Linda Hamilton and Natalia Reyes
Linda Hamilton and Natalia Reyes | Paramount Pictures

Dark Fate has some promising ideas about terminators in a modern context. The opening future war scene imagines terminators in a setting in which we’ve never seen them before. Setting a terminator chase in a border crossing detainment center should be compelling, but it doesn’t play out any differently because of the context. 

The new characters have potential Terminator: Dark Fate never fulfills. I like Grace’s look when her scars light up as here augmented cybernetics kick in. The Rev-9 can divide and conquer, using his T-1000 morphing power and leaving a metal skeleton behind. He doesn’t really use that as a threat to attack on multiple fronts though. Mainly, he sheds his skin to free his skeleton from a trap.
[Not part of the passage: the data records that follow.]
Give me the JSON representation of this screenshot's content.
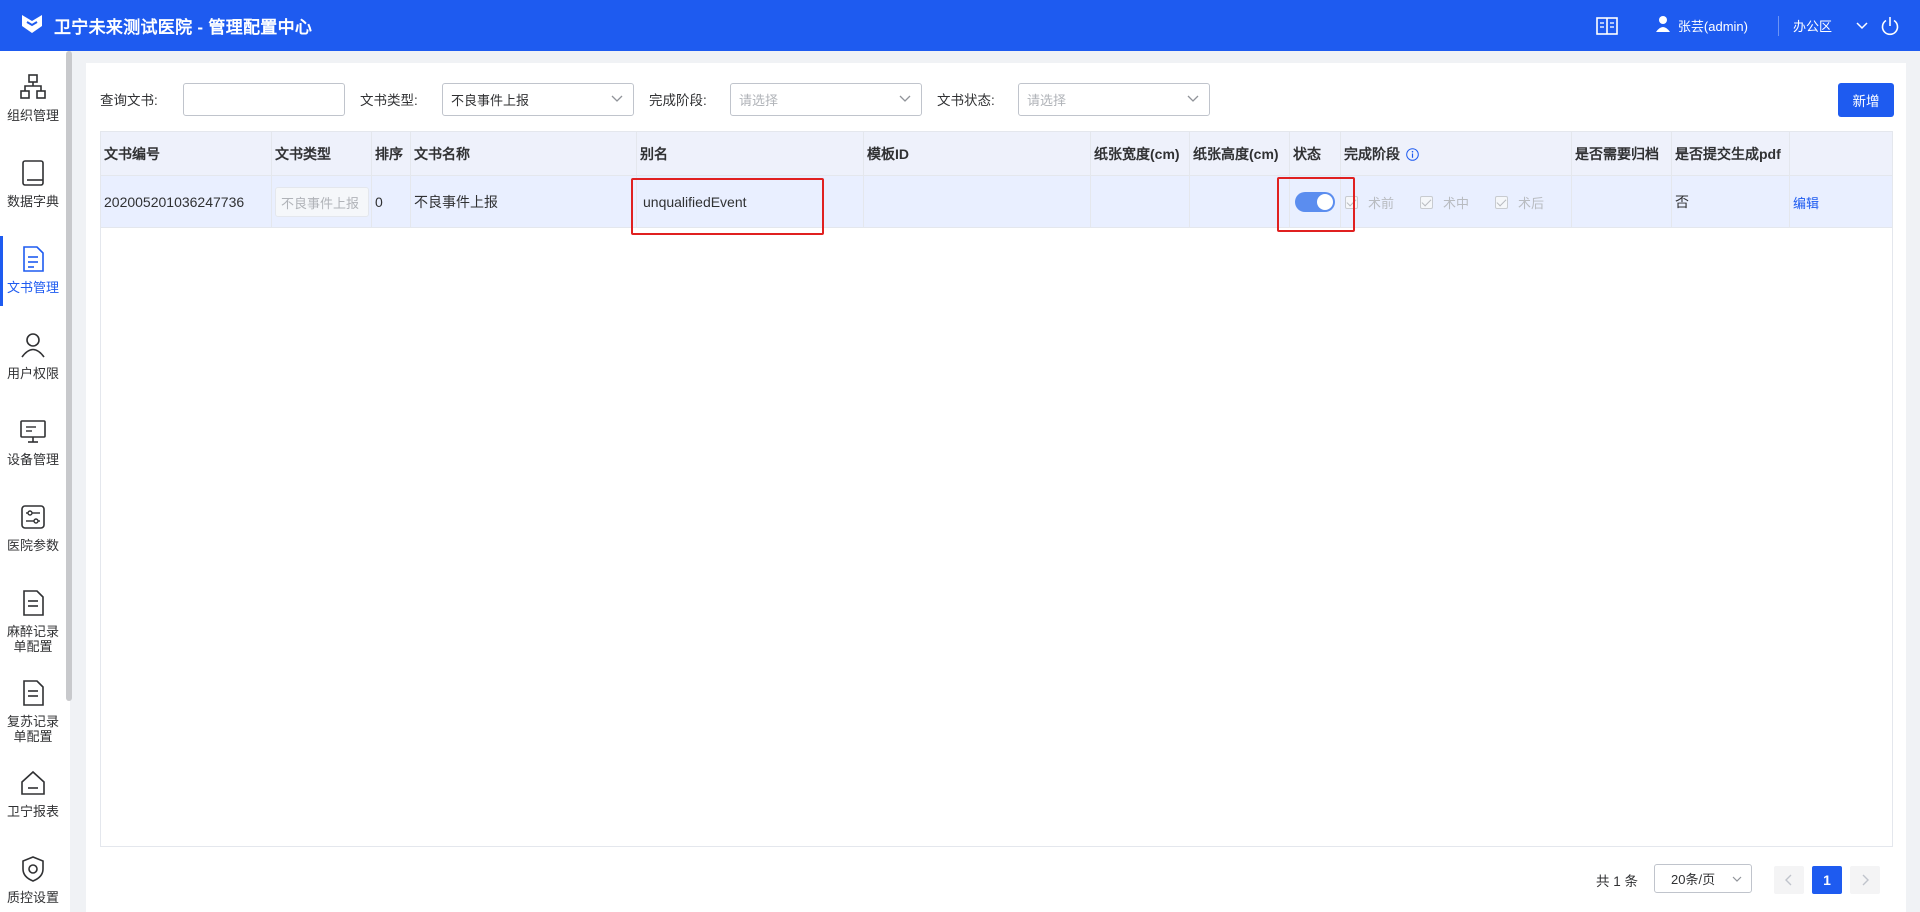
{
  "header": {
    "title": "卫宁未来测试医院 - 管理配置中心",
    "user": "张芸(admin)",
    "location": "办公区"
  },
  "sidebar": {
    "items": [
      {
        "label": "组织管理",
        "icon": "org-icon"
      },
      {
        "label": "数据字典",
        "icon": "book-icon"
      },
      {
        "label": "文书管理",
        "icon": "document-icon",
        "active": true
      },
      {
        "label": "用户权限",
        "icon": "user-icon"
      },
      {
        "label": "设备管理",
        "icon": "monitor-icon"
      },
      {
        "label": "医院参数",
        "icon": "settings-box-icon"
      },
      {
        "label": "麻醉记录单配置",
        "icon": "document-icon"
      },
      {
        "label": "复苏记录单配置",
        "icon": "document-icon"
      },
      {
        "label": "卫宁报表",
        "icon": "home-icon"
      },
      {
        "label": "质控设置",
        "icon": "shield-icon"
      }
    ]
  },
  "filters": {
    "query_label": "查询文书:",
    "query_value": "",
    "type_label": "文书类型:",
    "type_value": "不良事件上报",
    "stage_label": "完成阶段:",
    "stage_placeholder": "请选择",
    "status_label": "文书状态:",
    "status_placeholder": "请选择",
    "new_button": "新增"
  },
  "table": {
    "columns": [
      "文书编号",
      "文书类型",
      "排序",
      "文书名称",
      "别名",
      "模板ID",
      "纸张宽度(cm)",
      "纸张高度(cm)",
      "状态",
      "完成阶段",
      "是否需要归档",
      "是否提交生成pdf",
      ""
    ],
    "rows": [
      {
        "doc_id": "202005201036247736",
        "doc_type": "不良事件上报",
        "sort": "0",
        "doc_name": "不良事件上报",
        "alias": "unqualifiedEvent",
        "template_id": "",
        "paper_width": "",
        "paper_height": "",
        "status_on": true,
        "stages": [
          "术前",
          "术中",
          "术后"
        ],
        "need_archive": "",
        "submit_pdf": "否",
        "action": "编辑"
      }
    ]
  },
  "pagination": {
    "total": "共 1 条",
    "page_size": "20条/页",
    "current_page": "1"
  },
  "colors": {
    "primary": "#1e5bf0",
    "highlight": "#e02020",
    "row_selected": "#e9efff"
  }
}
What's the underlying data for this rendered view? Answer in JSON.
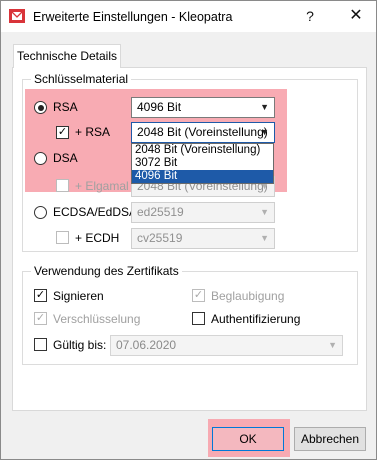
{
  "window": {
    "title": "Erweiterte Einstellungen - Kleopatra",
    "help_label": "?",
    "close_label": "✕"
  },
  "tab": {
    "label": "Technische Details"
  },
  "key_material": {
    "title": "Schlüsselmaterial",
    "rsa": {
      "label": "RSA",
      "selected": true,
      "combo_value": "4096 Bit"
    },
    "rsa_sub": {
      "label": "+ RSA",
      "checked": true,
      "combo_value": "2048 Bit (Voreinstellung)"
    },
    "dropdown_options": [
      "2048 Bit (Voreinstellung)",
      "3072 Bit",
      "4096 Bit"
    ],
    "dropdown_selected": "4096 Bit",
    "dsa": {
      "label": "DSA",
      "selected": false
    },
    "elgamal": {
      "label": "+ Elgamal",
      "checked": false,
      "combo_value": "2048 Bit (Voreinstellung)"
    },
    "ecdsa": {
      "label": "ECDSA/EdDSA",
      "selected": false,
      "combo_value": "ed25519"
    },
    "ecdh": {
      "label": "+ ECDH",
      "checked": false,
      "combo_value": "cv25519"
    }
  },
  "certificate_usage": {
    "title": "Verwendung des Zertifikats",
    "sign": {
      "label": "Signieren",
      "checked": true
    },
    "certify": {
      "label": "Beglaubigung",
      "checked": true
    },
    "encrypt": {
      "label": "Verschlüsselung",
      "checked": true
    },
    "authenticate": {
      "label": "Authentifizierung",
      "checked": false
    },
    "valid_until": {
      "label": "Gültig bis:",
      "checked": false,
      "date": "07.06.2020"
    }
  },
  "buttons": {
    "ok": "OK",
    "cancel": "Abbrechen"
  },
  "colors": {
    "highlight": "#f7a5ad",
    "selection": "#1e5aa8",
    "app_icon": "#d9343a"
  }
}
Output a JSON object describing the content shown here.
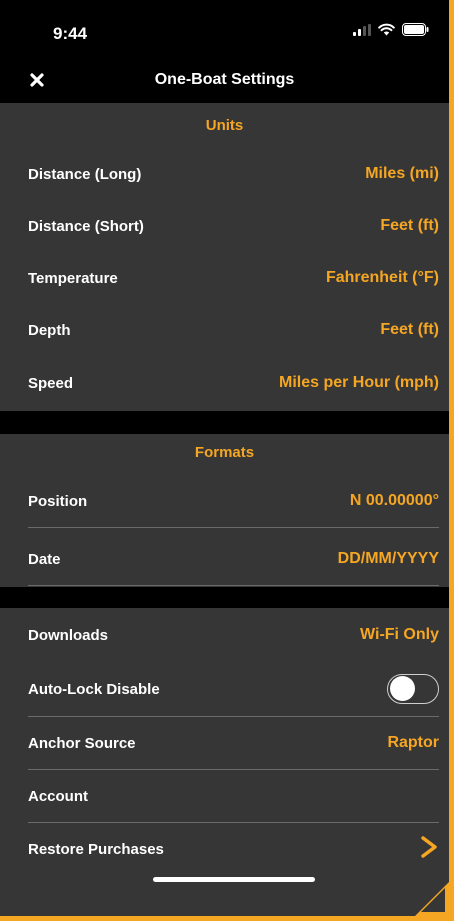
{
  "status_bar": {
    "time": "9:44"
  },
  "nav": {
    "title": "One-Boat Settings",
    "close_icon": "close-icon"
  },
  "units": {
    "header": "Units",
    "rows": [
      {
        "label": "Distance (Long)",
        "value": "Miles (mi)"
      },
      {
        "label": "Distance (Short)",
        "value": "Feet (ft)"
      },
      {
        "label": "Temperature",
        "value": "Fahrenheit (°F)"
      },
      {
        "label": "Depth",
        "value": "Feet (ft)"
      },
      {
        "label": "Speed",
        "value": "Miles per Hour (mph)"
      }
    ]
  },
  "formats": {
    "header": "Formats",
    "rows": [
      {
        "label": "Position",
        "value": "N 00.00000°"
      },
      {
        "label": "Date",
        "value": "DD/MM/YYYY"
      }
    ]
  },
  "general": {
    "downloads": {
      "label": "Downloads",
      "value": "Wi-Fi Only"
    },
    "auto_lock": {
      "label": "Auto-Lock Disable",
      "enabled": false
    },
    "anchor_source": {
      "label": "Anchor Source",
      "value": "Raptor"
    },
    "account": {
      "label": "Account"
    },
    "restore_purchases": {
      "label": "Restore Purchases",
      "icon": "chevron-right-icon"
    }
  },
  "colors": {
    "accent": "#f5a623",
    "background": "#363636",
    "bar": "#000000"
  }
}
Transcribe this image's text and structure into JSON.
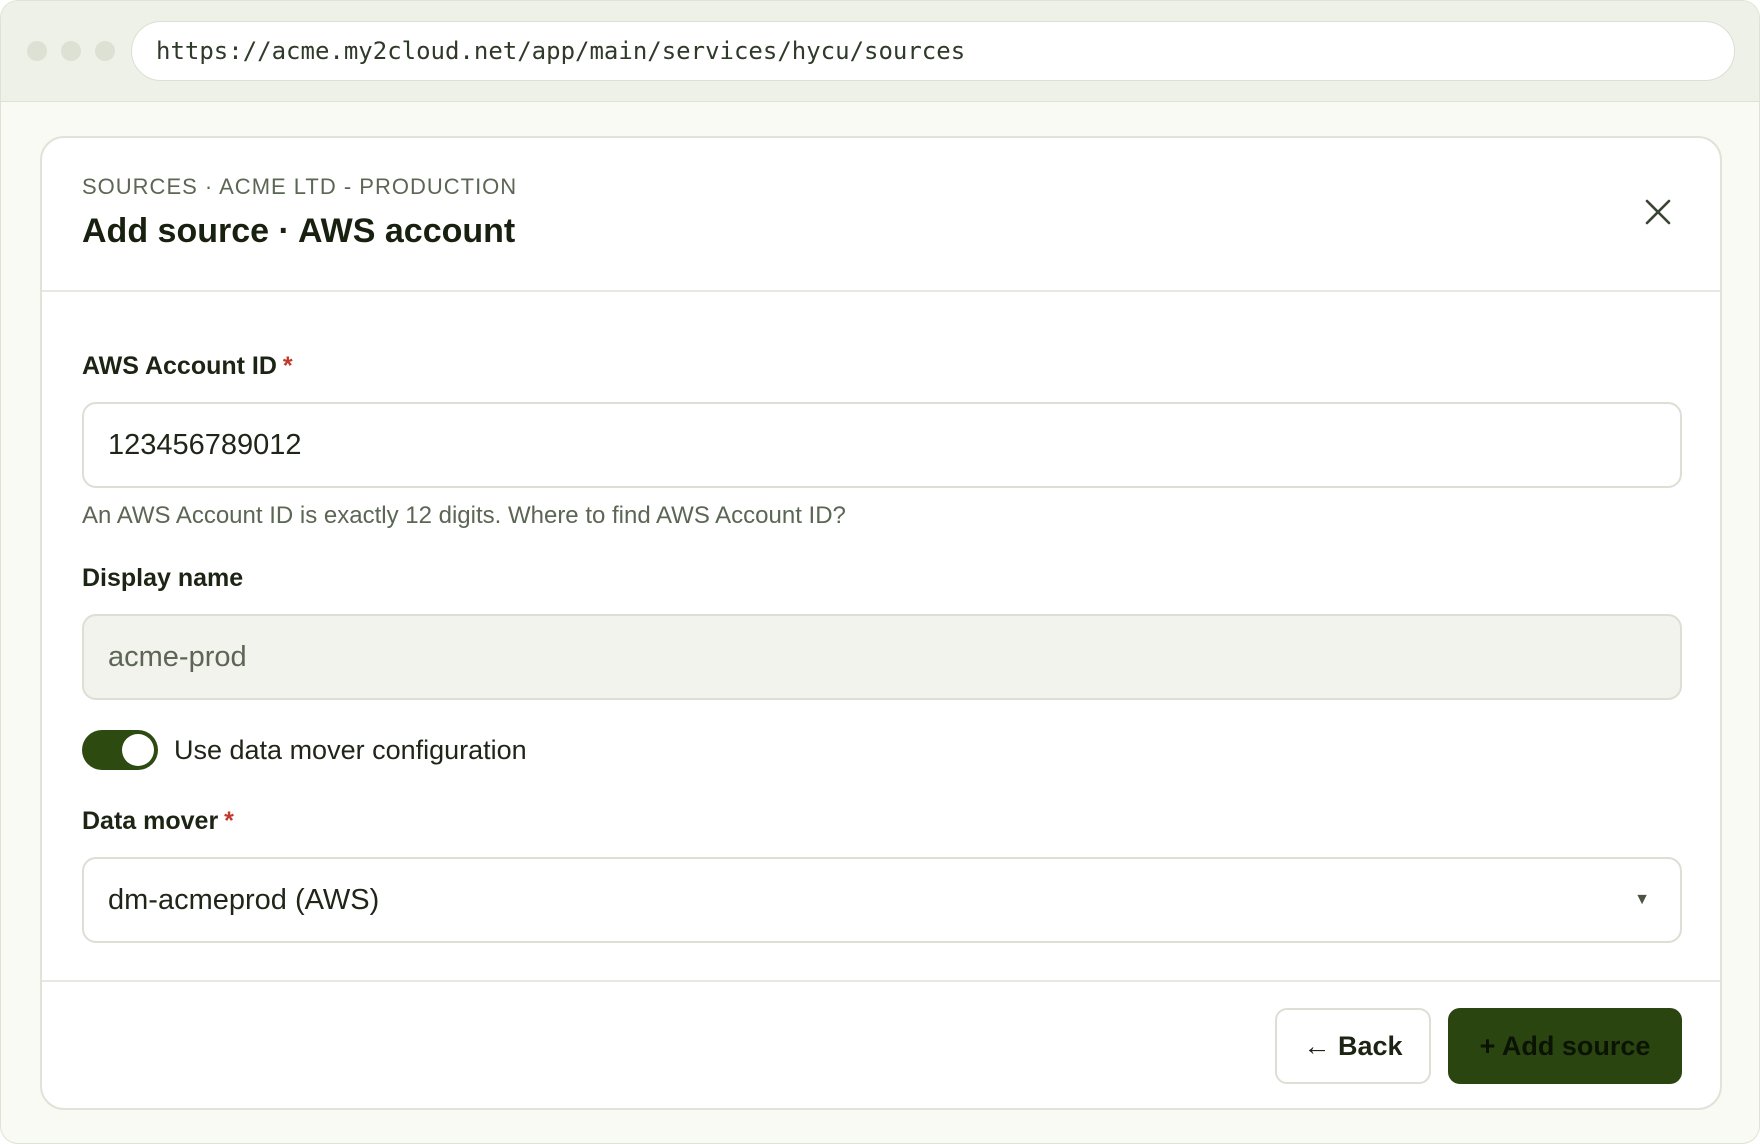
{
  "browser": {
    "url": "https://acme.my2cloud.net/app/main/services/hycu/sources"
  },
  "dialog": {
    "breadcrumb": "SOURCES · ACME LTD - PRODUCTION",
    "title": "Add source · AWS account",
    "close_icon": "close-icon"
  },
  "form": {
    "account_id": {
      "label": "AWS Account ID",
      "required_mark": "*",
      "value": "123456789012",
      "help": "An AWS Account ID is exactly 12 digits. Where to find AWS Account ID?"
    },
    "display_name": {
      "label": "Display name",
      "value": "acme-prod"
    },
    "data_mover_toggle": {
      "label": "Use data mover configuration",
      "on": true
    },
    "data_mover": {
      "label": "Data mover",
      "required_mark": "*",
      "selected": "dm-acmeprod (AWS)"
    }
  },
  "footer": {
    "back_label": "← Back",
    "add_label": "+ Add source"
  },
  "colors": {
    "accent": "#2b4510",
    "required": "#c0392b"
  }
}
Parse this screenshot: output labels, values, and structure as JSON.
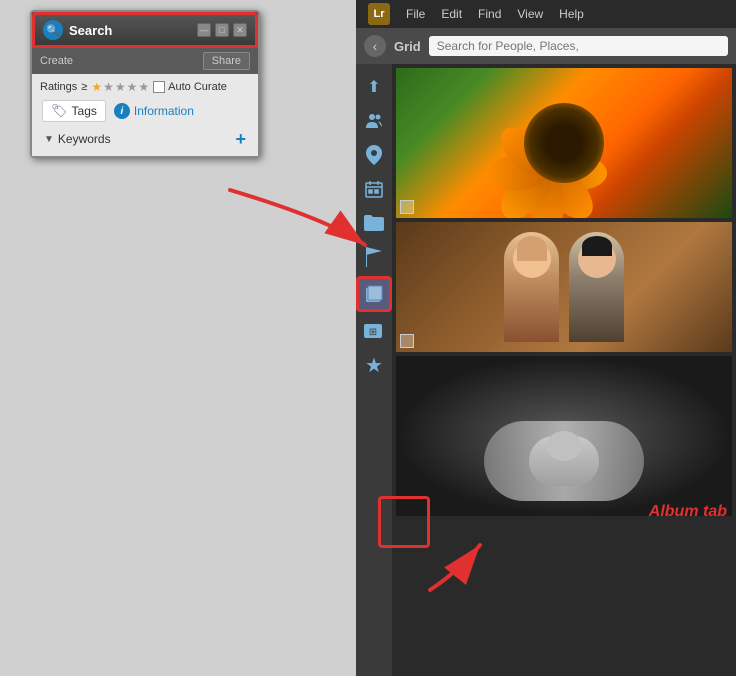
{
  "searchWindow": {
    "title": "Search",
    "controls": {
      "minimize": "—",
      "restore": "□",
      "close": "✕"
    },
    "toolbar": {
      "createLabel": "Create",
      "shareLabel": "Share"
    },
    "filters": {
      "ratingsLabel": "Ratings",
      "ratingsOp": "≥",
      "autoCurateLabel": "Auto Curate",
      "tagsLabel": "Tags",
      "infoLabel": "Information",
      "keywordsLabel": "Keywords",
      "addIcon": "+"
    }
  },
  "appPanel": {
    "menuItems": [
      "File",
      "Edit",
      "Find",
      "View",
      "Help"
    ],
    "header": {
      "backLabel": "‹",
      "gridLabel": "Grid",
      "searchPlaceholder": "Search for People, Places,"
    },
    "sidebarIcons": [
      {
        "name": "import-icon",
        "symbol": "⬆",
        "active": false
      },
      {
        "name": "people-icon",
        "symbol": "👥",
        "active": false
      },
      {
        "name": "location-icon",
        "symbol": "📍",
        "active": false
      },
      {
        "name": "calendar-icon",
        "symbol": "📅",
        "active": false
      },
      {
        "name": "folder-icon",
        "symbol": "📁",
        "active": false
      },
      {
        "name": "flag-icon",
        "symbol": "⚑",
        "active": false
      },
      {
        "name": "album-icon",
        "symbol": "▣",
        "highlighted": true
      },
      {
        "name": "smart-album-icon",
        "symbol": "⊞",
        "active": false
      },
      {
        "name": "star-icon",
        "symbol": "★",
        "active": false
      }
    ],
    "photos": [
      {
        "type": "flower",
        "description": "Orange flower close-up"
      },
      {
        "type": "portrait",
        "description": "Two women portrait"
      },
      {
        "type": "baby",
        "description": "Baby in black and white"
      }
    ],
    "albumTabLabel": "Album tab"
  }
}
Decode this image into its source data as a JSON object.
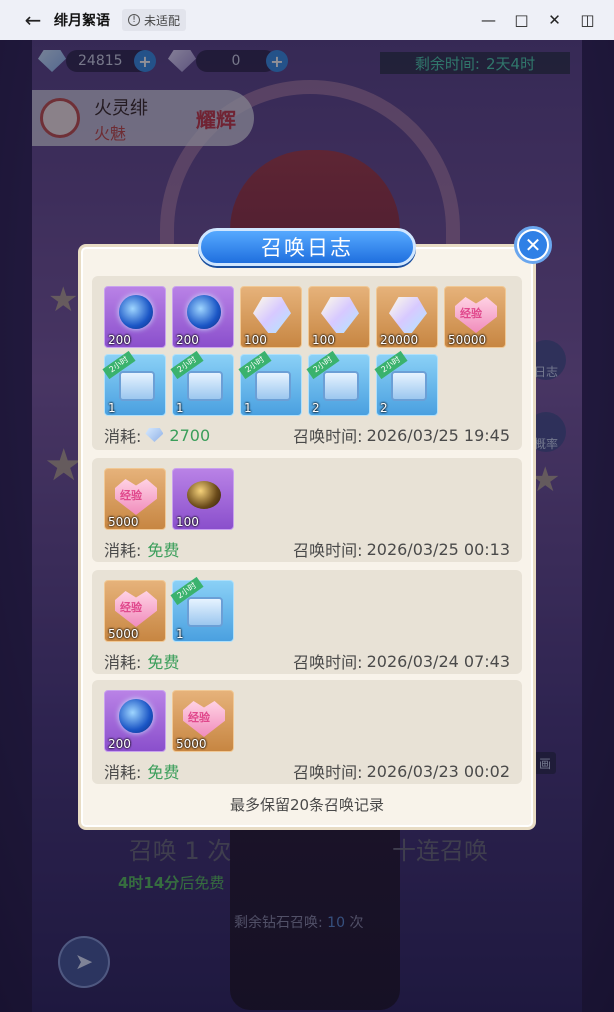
{
  "window": {
    "title": "绯月絮语",
    "badge": "未适配",
    "back_icon": "back-arrow-icon",
    "controls": [
      "minimize-icon",
      "maximize-icon",
      "close-icon",
      "sidebar-icon"
    ]
  },
  "hud": {
    "currency_1": "24815",
    "currency_2": "0",
    "timer_label": "剩余时间:",
    "timer_value": "2天4时"
  },
  "hero": {
    "name": "火灵绯",
    "subtitle": "火魅",
    "tag": "耀辉"
  },
  "side_buttons": {
    "log_label": "日志",
    "rate_label": "概率",
    "extra_label": "画"
  },
  "bottom": {
    "summon_once": "召唤 1 次",
    "summon_ten": "十连召唤",
    "free_time": "4时14分",
    "free_suffix": "后免费",
    "remaining_label": "剩余钻石召唤:",
    "remaining_count": "10",
    "remaining_unit": "次"
  },
  "dialog": {
    "title": "召唤日志",
    "footer": "最多保留20条召唤记录",
    "cost_label": "消耗:",
    "time_label": "召唤时间:",
    "entries": [
      {
        "cost": "2700",
        "cost_icon": "diamond-icon",
        "time": "2026/03/25 19:45",
        "items": [
          {
            "icon": "crystal-orb-icon",
            "qty": "200",
            "bg": "purple"
          },
          {
            "icon": "crystal-orb-icon",
            "qty": "200",
            "bg": "purple"
          },
          {
            "icon": "gem-crystal-icon",
            "qty": "100",
            "bg": "orange"
          },
          {
            "icon": "gem-crystal-icon",
            "qty": "100",
            "bg": "orange"
          },
          {
            "icon": "gem-crystal-icon",
            "qty": "20000",
            "bg": "orange"
          },
          {
            "icon": "heart-exp-icon",
            "qty": "50000",
            "bg": "orange"
          },
          {
            "icon": "treasure-chest-icon",
            "qty": "1",
            "bg": "blue",
            "ribbon": "2小时"
          },
          {
            "icon": "treasure-chest-icon",
            "qty": "1",
            "bg": "blue",
            "ribbon": "2小时"
          },
          {
            "icon": "treasure-chest-icon",
            "qty": "1",
            "bg": "blue",
            "ribbon": "2小时"
          },
          {
            "icon": "treasure-chest-icon",
            "qty": "2",
            "bg": "blue",
            "ribbon": "2小时"
          },
          {
            "icon": "treasure-chest-icon",
            "qty": "2",
            "bg": "blue",
            "ribbon": "2小时"
          }
        ]
      },
      {
        "cost": "免费",
        "time": "2026/03/25 00:13",
        "items": [
          {
            "icon": "heart-exp-icon",
            "qty": "5000",
            "bg": "orange"
          },
          {
            "icon": "golden-bowl-icon",
            "qty": "100",
            "bg": "purple"
          }
        ]
      },
      {
        "cost": "免费",
        "time": "2026/03/24 07:43",
        "items": [
          {
            "icon": "heart-exp-icon",
            "qty": "5000",
            "bg": "orange"
          },
          {
            "icon": "treasure-chest-icon",
            "qty": "1",
            "bg": "blue",
            "ribbon": "2小时"
          }
        ]
      },
      {
        "cost": "免费",
        "time": "2026/03/23 00:02",
        "items": [
          {
            "icon": "crystal-orb-icon",
            "qty": "200",
            "bg": "purple"
          },
          {
            "icon": "heart-exp-icon",
            "qty": "5000",
            "bg": "orange"
          }
        ]
      }
    ],
    "heart_text": "经验",
    "colors": {
      "cost_green": "#3a9e5a",
      "header_blue": "#2f80e6",
      "panel": "#f8f3ea",
      "entry": "#e8e2d6"
    }
  }
}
Gabriel Luna as the Rev-9
Gabriel Luna as the Rev-9 | Paramount Pictures

I’ve been defending the continuation of the Terminator franchise just because I always want to see more. After entries like Salvation and Genisys, other fans have argued it’s time to stop before they keep making more bad movies. I still believe it’s always worth seeing what else you can explore in the next one, but Terminator: Dark Fate has made me a Terminhater.